§ Action item: Could you give the number of lines in the entries below that contain the word "logo"? Only the number is wanted.

Top of Task data

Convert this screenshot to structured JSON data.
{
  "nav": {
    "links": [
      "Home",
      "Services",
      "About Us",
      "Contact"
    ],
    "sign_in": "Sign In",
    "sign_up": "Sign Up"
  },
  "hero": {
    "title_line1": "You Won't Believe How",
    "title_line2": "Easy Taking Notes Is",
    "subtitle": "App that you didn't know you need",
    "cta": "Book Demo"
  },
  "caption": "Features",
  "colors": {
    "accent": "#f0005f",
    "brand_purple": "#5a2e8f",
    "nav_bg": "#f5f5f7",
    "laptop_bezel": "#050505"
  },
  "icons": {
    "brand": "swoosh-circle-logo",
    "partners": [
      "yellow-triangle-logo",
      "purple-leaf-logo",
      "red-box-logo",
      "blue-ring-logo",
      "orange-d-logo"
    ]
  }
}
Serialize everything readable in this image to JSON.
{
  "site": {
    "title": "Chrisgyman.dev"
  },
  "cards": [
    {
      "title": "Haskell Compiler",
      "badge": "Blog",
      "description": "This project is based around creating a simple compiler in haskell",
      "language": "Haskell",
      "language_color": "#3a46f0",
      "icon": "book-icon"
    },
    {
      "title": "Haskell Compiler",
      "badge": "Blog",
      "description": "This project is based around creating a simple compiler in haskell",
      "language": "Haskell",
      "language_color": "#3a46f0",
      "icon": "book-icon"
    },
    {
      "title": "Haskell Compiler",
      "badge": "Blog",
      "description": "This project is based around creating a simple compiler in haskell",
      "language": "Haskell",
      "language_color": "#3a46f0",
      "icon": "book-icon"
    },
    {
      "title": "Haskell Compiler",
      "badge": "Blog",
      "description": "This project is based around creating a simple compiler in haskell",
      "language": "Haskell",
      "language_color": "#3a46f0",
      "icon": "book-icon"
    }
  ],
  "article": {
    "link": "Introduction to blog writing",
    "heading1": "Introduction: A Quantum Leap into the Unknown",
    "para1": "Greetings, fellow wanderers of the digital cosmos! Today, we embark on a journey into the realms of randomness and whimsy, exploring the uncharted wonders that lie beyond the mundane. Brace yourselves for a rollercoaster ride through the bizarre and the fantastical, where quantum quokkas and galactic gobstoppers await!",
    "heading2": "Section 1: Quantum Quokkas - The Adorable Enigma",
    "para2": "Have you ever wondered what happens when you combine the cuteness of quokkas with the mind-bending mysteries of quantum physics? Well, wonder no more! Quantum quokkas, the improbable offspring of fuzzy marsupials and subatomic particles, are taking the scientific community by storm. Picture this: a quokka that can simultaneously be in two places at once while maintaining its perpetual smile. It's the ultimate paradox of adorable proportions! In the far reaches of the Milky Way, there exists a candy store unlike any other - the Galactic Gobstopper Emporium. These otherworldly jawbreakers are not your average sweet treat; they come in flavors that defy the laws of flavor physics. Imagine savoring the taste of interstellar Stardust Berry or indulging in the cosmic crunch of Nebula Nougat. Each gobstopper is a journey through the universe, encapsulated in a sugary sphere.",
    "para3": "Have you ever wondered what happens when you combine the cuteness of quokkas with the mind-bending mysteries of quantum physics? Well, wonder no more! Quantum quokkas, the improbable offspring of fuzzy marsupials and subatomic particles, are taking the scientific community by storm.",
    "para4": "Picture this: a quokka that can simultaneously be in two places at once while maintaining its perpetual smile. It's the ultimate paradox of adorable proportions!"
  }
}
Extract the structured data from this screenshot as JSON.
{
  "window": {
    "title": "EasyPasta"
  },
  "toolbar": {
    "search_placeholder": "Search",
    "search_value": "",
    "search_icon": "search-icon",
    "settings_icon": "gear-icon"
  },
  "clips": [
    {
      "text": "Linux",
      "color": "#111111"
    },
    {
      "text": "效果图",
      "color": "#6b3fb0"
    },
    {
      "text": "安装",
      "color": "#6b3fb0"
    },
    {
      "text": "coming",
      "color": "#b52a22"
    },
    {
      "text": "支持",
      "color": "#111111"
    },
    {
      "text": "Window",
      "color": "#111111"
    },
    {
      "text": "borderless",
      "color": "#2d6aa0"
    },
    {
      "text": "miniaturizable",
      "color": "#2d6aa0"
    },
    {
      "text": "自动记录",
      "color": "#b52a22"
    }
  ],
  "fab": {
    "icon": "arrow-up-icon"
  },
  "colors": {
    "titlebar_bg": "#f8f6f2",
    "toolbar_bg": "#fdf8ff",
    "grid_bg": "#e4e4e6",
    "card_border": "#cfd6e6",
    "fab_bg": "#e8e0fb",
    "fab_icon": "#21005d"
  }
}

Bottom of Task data

§ Exercise result: 6